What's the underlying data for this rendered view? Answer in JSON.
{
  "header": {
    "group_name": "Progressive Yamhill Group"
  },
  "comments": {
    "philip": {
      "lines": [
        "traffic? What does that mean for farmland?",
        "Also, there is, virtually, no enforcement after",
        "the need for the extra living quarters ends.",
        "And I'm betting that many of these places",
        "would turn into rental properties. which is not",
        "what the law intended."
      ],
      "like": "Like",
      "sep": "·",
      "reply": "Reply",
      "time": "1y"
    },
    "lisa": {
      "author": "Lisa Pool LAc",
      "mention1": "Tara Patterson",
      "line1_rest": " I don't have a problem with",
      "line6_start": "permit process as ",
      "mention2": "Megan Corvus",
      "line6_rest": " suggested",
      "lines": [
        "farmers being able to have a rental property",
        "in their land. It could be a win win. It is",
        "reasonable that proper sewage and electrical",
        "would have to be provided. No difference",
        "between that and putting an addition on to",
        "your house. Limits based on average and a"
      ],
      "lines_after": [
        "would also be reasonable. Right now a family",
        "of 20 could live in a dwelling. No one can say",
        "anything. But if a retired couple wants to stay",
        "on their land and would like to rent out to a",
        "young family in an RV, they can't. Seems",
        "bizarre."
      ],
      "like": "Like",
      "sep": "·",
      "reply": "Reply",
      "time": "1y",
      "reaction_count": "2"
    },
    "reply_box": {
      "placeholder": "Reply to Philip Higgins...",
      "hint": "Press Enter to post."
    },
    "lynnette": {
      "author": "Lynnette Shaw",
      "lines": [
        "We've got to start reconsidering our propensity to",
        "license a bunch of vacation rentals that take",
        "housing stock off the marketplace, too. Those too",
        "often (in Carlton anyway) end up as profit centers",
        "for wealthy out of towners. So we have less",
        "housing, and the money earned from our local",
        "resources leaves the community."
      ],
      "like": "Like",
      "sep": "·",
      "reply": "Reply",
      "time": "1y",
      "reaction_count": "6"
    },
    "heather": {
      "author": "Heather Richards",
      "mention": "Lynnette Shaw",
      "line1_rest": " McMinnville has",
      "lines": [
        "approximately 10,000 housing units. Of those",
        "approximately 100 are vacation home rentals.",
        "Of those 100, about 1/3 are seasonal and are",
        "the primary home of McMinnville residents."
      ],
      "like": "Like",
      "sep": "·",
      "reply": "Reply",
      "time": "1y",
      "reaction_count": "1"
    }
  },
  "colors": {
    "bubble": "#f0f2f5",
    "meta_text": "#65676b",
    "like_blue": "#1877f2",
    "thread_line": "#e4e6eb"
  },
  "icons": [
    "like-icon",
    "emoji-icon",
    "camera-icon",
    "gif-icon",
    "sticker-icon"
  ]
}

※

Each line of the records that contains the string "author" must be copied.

• **Written reply**:
      "author": "Lisa Pool LAc",
      "author": "Lynnette Shaw",
      "author": "Heather Richards",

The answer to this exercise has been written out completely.